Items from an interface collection
════════════════

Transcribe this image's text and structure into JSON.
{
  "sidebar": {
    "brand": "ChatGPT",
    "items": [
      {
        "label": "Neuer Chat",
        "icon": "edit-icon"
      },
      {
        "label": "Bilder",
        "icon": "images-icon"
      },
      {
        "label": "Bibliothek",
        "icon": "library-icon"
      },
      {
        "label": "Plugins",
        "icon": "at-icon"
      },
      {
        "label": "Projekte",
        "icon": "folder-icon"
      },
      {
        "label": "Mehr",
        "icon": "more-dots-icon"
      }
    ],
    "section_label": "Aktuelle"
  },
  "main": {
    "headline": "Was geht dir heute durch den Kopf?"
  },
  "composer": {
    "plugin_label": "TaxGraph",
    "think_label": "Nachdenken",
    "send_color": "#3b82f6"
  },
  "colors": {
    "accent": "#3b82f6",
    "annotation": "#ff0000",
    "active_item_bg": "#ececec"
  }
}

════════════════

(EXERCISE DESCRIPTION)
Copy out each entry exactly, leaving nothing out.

(TASK SOLUTION)
Transcribe this image's text and structure into JSON.
{
  "sidebar": {
    "brand": "ChatGPT",
    "items": [
      {
        "label": "Neuer Chat",
        "icon": "edit-icon"
      },
      {
        "label": "Bilder",
        "icon": "images-icon"
      },
      {
        "label": "Bibliothek",
        "icon": "library-icon"
      },
      {
        "label": "Plugins",
        "icon": "at-icon"
      },
      {
        "label": "Projekte",
        "icon": "folder-icon"
      },
      {
        "label": "Mehr",
        "icon": "more-dots-icon"
      }
    ],
    "section_label": "Aktuelle"
  },
  "main": {
    "headline": "Was geht dir heute durch den Kopf?"
  },
  "composer": {
    "plugin_label": "TaxGraph",
    "think_label": "Nachdenken",
    "send_color": "#3b82f6"
  },
  "colors": {
    "accent": "#3b82f6",
    "annotation": "#ff0000",
    "active_item_bg": "#ececec"
  }
}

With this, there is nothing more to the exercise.